Comedy & Conservatism

–Knock knock.

–Who’s there?

–A smaller government, a vigorous military presence abroad, and traditional values.

Get it?  According to Frank Rich, no one does.  Conservatism just isn’t funny.  In a terrific essay last week in New York Magazine, Rich explores the tortured relationship between conservatism and comedy.

Rich wonders why there are no big conservative comedians out there, no flipside to the Jon Stewarts and Stephen Colberts.  He mentions a couple of contenders, such as Dennis Miller and even South Park.  But they are either not very funny or not very conservative.  And, as Rich points out, it seems like there would be plenty of funding for a vigorous conservative comedy effort.  But the few that have been made, such as the lamentable ½ Hour News Hour, are only embarrassing for us all.

Rich doesn’t make the case, but it seems as if conservatism, as a rule, should have the upper hand when it comes to laffs.  After all, as Hannah Arendt argued long ago, conservatives in general have the easier job in cultural polemics.  They can joke about each new innovation.  They can skewer new trends and rely on long-standing traditions to pillory liberal excesses.

But, as Rich points out, they don’t.  Why not?  Why aren’t conservatives funny?

Rich argues that too many conservative comedians are conservatives first and comedians second.  After all, “liberal” jokesters such as Jon Stewart don’t hesitate to joke about liberal heroes.  Stewart puts the jokes first and the politics second.

More Preachy than Funny

More Preachy than Funny

When liberals forget this simple rule, they are just as unfunny as conservatives.  Remember Leslie Knope’s (Amy Poehler’s) stilted attempt at sex-education humor?  It just wasn’t funny.

This rule applies outside of comedy, of course.  Some conservative intellectuals embrace the paintings of the late Andrew Wyeth, for example, as “conservative” masterpieces.  Consider the vast difference, though, between Wyeth’s brand of painting and the conservatism-on-his-sleeve style of Jon McNaughton.

As Rich notes about comedy, art of any sort seems to suffer when pundits put ideology first and art second.

Wyeth's "Christina's World" (1948).  Is this good art?  Or just good "conservative" art?

Wyeth’s “Christina’s World” (1948). Is this good art?
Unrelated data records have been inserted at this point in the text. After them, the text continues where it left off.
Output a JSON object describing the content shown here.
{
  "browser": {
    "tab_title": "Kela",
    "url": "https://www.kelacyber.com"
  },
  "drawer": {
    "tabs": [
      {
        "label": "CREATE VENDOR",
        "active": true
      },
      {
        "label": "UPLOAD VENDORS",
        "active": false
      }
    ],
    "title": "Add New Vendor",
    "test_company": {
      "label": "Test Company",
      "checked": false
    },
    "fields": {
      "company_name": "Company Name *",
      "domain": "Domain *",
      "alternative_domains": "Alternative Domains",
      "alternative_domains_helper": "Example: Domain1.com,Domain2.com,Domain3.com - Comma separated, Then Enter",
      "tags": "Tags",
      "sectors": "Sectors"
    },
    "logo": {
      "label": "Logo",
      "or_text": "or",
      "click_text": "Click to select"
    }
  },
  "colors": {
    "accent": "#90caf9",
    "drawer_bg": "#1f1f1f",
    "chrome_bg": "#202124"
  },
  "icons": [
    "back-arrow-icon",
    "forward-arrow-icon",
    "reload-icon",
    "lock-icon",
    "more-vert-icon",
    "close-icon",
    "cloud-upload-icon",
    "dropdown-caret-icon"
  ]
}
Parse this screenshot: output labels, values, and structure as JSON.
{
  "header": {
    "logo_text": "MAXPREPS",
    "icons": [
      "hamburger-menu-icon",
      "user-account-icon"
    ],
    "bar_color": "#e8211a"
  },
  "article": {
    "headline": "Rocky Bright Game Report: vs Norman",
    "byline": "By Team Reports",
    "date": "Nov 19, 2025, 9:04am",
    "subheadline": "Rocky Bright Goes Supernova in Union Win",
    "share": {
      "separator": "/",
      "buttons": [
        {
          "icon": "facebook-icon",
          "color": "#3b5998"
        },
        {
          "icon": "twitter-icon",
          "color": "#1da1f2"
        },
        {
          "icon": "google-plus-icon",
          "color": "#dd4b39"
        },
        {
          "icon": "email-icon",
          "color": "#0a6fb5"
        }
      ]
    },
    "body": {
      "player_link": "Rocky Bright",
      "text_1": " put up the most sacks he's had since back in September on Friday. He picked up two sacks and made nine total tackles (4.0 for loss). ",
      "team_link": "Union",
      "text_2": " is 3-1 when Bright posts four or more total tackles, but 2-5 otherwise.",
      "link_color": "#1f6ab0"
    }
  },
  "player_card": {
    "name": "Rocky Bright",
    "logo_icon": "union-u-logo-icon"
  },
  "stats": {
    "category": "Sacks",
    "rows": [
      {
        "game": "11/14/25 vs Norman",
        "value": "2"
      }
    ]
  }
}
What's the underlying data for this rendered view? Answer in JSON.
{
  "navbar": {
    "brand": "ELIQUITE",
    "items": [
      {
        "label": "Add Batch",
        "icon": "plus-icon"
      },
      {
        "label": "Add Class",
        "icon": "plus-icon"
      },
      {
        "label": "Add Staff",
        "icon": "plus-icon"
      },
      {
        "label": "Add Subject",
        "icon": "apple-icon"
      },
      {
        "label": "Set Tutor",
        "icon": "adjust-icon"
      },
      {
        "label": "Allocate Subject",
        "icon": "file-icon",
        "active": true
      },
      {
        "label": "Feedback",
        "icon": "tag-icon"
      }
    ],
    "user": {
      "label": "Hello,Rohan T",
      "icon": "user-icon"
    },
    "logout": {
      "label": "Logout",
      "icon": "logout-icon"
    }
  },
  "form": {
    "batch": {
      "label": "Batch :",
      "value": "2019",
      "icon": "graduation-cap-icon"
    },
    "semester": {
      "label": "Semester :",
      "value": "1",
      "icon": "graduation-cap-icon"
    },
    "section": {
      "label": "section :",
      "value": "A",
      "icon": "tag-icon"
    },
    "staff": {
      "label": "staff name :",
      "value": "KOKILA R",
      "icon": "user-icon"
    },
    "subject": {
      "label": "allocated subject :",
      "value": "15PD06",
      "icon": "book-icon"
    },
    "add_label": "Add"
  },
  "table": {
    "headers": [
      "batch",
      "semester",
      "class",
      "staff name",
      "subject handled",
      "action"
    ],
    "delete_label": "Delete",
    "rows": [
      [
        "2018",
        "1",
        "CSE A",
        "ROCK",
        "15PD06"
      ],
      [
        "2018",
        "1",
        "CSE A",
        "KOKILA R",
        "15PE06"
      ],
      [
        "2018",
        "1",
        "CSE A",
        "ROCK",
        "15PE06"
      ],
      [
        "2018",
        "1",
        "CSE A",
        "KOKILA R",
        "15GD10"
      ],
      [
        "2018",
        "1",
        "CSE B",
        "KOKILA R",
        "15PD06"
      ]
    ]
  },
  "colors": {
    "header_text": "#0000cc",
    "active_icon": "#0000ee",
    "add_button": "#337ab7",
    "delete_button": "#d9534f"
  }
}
Or just good “conservative” art?

 

 

 

 

Jon McNaughton's "The Forgotten Man." Politics first, art second.

Jon McNaughton’s “The Forgotten Man”

Advertisements
Previous Post
Leave a comment

2 Comments

  1. Agellius

     /  May 28, 2014

    Just a guess, but maybe it’s harder for avowed conservatives to break into show business generally. The few expressly conservative comedians get airtime precisely because they’re conservatives, but those who just happen to be conservative without expressly doing conservative comedy, for “some reason” never get their big break.

    Reply
  2. Donna

     /  May 28, 2014

    Speaking of comedy, Blue Man Group uses Wyeth’s painting in their show.

    Reply

Leave a Reply

Fill in your details below or click an icon to log in:

WordPress.com Logo

You are commenting using your WordPress.com account. Log Out / Change )

Twitter picture

You are commenting using your Twitter account. Log Out / Change )

Facebook photo

You are commenting using your Facebook account. Log Out / Change )

Google+ photo

You are commenting using your Google+ account. Log Out / Change )

Connecting to %s